Joanne Cina Dreeben died peacefully on February 11 2020 at Calvary Hospital, surrounded by her family. Joanne was born on March 23, 1943 in Yonkers, NY to Anne Balkash Cina and Peter Cina, and she remained a Yonkersite her entire life. After graduating from PS 27, Hawthorne Junior High, Joanne worked for the Singer Sewing Machine Company in Yonkers, first as a sewing teacher, then as a bookkeeper, and finally as an assistant manager for 15 years. Then, she worked as the office manager for Tri-State Warehouse Distributor's, an auto parts company, for 25 years until her retirement in 2011. But Joanne's avocation as an animal lover occupied at least as much of her effort and creativity as her professional career.
Joanne adopted her first ferret, Jennifer, in 1975 and that soon led to another and another and eventually "too many to count" in her one-woman ferret rescue operation. There were many times when a friend would drop by with a coffee cake to visit Joanne only to leave with a new ferret. ("I just got one in I think you'd like."). In 1980, Joanne became a volunteer docent at the Bronx Zoo, leading tours and explaining exhibits to zoo visitors young and old, a role she fulfilled enthusiastically, lovingly, and knowledgably for the ensuing 40 years. Shortly after she began at the zoo, they needed someone to help raise a few baby squirrels and she volunteered. That was her "gateway" into wildlife rehabilitation and she was soon licensed for that in New York State and, a few years later, also at the federal level. She rapidly expanded her repertoire beyond squirrels and soon became the "go-to" rehabilitator in southern Westchester for a variety of small mammals, including at least one star-nosed mole, songbirds, pigeons, and raptors such as hawks, owls, and peregrine falcons. This menagerie of ferrets and wildlife, plus her own collection of dogs, kittens, and cats, gave Joanne's home a welcoming, but slightly exotic ambiance. This carried over to her office work at Tri-State as well, where her computer monitor was usually adorned with a small wicker basket full of baby birds being kept warm while they awaited their next quarter-hourly feeding.

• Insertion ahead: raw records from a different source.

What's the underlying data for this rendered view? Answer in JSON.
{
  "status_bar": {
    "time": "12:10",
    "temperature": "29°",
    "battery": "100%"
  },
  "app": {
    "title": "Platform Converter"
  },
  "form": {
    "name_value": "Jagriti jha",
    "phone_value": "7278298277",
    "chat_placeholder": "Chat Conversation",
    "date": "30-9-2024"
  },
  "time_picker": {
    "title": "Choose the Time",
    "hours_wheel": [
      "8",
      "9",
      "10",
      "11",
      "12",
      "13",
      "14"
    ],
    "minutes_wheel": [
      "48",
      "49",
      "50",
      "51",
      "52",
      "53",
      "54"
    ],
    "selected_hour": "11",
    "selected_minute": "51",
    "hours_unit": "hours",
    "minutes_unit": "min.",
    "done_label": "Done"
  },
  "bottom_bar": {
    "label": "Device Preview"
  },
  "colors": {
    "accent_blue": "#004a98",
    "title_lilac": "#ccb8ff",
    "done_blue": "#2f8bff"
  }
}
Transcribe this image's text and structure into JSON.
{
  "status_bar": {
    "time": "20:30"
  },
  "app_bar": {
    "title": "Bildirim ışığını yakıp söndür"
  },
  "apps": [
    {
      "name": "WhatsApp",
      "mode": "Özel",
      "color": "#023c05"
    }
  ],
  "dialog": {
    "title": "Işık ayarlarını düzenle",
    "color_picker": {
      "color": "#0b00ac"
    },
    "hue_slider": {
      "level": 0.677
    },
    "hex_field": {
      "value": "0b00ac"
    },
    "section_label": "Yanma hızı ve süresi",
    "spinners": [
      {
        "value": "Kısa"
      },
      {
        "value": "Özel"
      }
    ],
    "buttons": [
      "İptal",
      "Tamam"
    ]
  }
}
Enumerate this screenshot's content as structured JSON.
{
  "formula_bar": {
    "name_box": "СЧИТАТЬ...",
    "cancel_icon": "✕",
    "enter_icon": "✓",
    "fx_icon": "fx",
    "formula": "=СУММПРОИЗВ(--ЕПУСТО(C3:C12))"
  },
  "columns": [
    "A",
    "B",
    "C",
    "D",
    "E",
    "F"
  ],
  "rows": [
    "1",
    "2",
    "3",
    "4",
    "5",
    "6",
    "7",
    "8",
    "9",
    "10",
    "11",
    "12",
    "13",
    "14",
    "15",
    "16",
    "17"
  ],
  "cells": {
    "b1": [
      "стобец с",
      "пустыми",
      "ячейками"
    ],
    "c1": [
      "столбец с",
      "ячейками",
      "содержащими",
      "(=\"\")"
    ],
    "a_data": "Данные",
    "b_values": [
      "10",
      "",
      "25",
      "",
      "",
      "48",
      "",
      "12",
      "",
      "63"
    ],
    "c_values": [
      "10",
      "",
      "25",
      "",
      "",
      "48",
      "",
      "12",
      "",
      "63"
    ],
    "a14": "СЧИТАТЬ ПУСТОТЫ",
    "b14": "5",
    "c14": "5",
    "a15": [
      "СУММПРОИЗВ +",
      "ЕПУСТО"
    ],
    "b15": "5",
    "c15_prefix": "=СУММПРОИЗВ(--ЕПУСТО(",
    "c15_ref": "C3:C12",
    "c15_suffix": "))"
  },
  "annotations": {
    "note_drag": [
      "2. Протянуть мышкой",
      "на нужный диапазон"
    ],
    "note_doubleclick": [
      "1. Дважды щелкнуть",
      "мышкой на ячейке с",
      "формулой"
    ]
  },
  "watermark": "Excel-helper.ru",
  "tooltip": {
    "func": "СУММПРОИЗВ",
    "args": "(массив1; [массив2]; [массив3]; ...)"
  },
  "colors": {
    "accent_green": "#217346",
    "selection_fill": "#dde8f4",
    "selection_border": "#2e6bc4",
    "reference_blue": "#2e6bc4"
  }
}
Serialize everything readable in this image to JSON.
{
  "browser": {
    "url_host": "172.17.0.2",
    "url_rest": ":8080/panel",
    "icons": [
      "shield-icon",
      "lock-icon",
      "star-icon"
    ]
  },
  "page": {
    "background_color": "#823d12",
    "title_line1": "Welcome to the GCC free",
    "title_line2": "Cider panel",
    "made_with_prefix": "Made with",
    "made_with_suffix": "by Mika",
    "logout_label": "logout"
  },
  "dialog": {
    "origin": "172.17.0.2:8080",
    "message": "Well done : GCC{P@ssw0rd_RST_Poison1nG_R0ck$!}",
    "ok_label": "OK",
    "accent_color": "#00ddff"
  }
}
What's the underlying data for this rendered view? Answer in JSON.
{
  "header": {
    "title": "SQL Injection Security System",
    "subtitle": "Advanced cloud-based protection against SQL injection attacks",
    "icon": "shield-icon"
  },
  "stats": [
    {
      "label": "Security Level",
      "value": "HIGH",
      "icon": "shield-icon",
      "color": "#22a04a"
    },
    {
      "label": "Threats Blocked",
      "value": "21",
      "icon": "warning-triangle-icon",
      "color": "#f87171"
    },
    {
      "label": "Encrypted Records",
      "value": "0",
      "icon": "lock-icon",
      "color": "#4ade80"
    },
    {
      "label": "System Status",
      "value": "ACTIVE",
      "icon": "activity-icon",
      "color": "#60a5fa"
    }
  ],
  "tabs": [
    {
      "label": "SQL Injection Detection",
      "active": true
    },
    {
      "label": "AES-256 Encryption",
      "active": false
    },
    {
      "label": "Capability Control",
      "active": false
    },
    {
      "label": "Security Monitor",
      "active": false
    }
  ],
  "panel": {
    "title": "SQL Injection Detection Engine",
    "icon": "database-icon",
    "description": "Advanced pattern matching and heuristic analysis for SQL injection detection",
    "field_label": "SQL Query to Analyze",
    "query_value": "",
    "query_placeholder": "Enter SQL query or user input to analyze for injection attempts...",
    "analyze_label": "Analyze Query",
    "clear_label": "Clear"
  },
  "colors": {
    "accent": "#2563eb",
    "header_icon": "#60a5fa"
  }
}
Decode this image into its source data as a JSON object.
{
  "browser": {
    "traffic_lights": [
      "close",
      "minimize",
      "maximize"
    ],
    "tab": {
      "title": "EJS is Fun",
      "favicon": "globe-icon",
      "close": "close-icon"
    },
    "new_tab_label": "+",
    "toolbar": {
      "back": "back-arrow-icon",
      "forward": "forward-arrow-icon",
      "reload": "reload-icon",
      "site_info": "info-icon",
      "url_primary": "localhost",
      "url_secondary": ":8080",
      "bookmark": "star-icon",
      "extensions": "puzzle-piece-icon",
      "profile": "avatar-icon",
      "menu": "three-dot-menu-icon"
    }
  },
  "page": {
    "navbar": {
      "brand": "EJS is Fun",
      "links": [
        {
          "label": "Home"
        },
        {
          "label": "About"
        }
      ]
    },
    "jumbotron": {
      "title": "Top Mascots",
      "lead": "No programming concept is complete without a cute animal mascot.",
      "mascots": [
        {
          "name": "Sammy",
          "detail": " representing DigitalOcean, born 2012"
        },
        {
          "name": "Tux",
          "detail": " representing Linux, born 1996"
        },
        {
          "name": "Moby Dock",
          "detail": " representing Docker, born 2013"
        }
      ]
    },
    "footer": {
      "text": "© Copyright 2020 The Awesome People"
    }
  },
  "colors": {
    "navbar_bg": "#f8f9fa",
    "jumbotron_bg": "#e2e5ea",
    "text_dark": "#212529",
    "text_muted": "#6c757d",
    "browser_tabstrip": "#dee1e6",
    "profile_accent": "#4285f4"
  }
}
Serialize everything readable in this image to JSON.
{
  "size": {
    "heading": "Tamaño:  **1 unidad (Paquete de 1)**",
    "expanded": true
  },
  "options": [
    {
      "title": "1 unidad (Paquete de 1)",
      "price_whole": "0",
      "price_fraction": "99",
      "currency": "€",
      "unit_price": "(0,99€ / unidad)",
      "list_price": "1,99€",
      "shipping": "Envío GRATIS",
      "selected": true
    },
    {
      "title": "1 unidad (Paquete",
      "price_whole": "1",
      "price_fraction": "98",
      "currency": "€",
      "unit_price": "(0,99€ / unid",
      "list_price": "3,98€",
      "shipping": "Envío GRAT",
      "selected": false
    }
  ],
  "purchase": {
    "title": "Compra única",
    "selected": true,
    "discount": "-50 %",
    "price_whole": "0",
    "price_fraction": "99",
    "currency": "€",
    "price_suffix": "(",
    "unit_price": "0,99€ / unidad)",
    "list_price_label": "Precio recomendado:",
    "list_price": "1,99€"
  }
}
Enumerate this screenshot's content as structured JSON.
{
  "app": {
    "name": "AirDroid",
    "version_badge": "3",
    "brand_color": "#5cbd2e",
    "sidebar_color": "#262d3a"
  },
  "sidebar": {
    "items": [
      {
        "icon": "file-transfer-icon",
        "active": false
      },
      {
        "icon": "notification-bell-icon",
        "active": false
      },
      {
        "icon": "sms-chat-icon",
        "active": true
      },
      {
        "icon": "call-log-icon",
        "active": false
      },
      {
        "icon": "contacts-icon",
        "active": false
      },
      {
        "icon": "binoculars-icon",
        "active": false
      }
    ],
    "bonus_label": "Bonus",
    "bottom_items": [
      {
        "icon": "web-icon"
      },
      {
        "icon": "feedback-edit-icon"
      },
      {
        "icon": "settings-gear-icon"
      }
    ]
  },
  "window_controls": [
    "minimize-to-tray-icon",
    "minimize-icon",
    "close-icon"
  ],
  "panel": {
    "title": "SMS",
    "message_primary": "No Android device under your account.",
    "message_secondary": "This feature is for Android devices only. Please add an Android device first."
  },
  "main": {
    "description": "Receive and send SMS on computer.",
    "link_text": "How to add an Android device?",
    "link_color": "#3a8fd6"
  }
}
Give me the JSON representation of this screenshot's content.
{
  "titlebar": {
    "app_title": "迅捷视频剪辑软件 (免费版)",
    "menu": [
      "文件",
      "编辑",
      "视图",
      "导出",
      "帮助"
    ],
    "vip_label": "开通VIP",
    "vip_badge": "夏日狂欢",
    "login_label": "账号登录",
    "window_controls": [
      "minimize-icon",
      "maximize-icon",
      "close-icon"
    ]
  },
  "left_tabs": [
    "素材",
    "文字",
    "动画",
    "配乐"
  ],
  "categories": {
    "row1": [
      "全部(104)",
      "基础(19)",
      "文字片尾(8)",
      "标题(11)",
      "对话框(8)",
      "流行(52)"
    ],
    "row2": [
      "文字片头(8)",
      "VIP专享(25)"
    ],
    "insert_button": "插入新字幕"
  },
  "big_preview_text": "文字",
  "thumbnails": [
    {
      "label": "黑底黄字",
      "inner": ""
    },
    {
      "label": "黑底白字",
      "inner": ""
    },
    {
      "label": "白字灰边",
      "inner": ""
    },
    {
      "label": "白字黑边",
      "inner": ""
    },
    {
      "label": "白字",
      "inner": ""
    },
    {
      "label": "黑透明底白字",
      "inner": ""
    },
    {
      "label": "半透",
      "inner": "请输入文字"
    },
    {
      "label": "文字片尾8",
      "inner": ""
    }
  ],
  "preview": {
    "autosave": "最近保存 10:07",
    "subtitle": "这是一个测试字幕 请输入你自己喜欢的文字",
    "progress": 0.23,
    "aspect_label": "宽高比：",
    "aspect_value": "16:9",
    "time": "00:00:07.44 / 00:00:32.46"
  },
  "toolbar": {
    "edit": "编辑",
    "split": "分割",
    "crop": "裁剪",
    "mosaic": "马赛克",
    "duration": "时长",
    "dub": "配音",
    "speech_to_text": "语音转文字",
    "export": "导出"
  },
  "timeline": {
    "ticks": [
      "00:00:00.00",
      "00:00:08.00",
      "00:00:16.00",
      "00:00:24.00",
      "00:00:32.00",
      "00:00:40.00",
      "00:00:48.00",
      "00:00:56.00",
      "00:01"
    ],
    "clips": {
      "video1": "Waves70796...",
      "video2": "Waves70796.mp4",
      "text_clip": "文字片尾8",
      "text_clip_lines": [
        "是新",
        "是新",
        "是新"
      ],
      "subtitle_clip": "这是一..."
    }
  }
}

Joanne was also devoted to her family, who will miss her deeply. Her parents predeceased her but she is survived by her son P.O. Robert Dreeben and his wife Amada of Yonkers, her daughter Elizabeth Dreeben and her partner Chris Grieco of Yonkers, grandchildren Toni Gallagher and her husband Erik Betanzos, Samantha and Francesca Ricci, great grandchildren Dexter and Elliot Betanzos, her sister Carol Cina-King and her husband Colin King of Corvallis, Oregon, and many, many friends. All loved her for her generosity, her non-judgmental attitude, and her cranky warmth. She left us pearls of wisdom, such as "Hurry up and wait!" and "No good deed goes unpunished." Who could ever forget her pumpkin pies, her zoo parties, her Christmas Eve seven-fishes dinners and other holiday meals, which all began precisely at the designated hour (Don't be late because she wouldn't wait!). Her road trips to wildlife conferences upstate were also legendary, at least to her traveling partners – speed limits were advisory only, and no rest stops allowed.
The family will receive visitors on Friday from 3pm to 8 pm at the Sinatra Funeral Home in Yonkers. Services will be held at the chapel at Ferncliff Cemetery in Hartsdale on Saturday at 11:30 am. In lieu of flowers, donations may be made to Centerforwildlife.org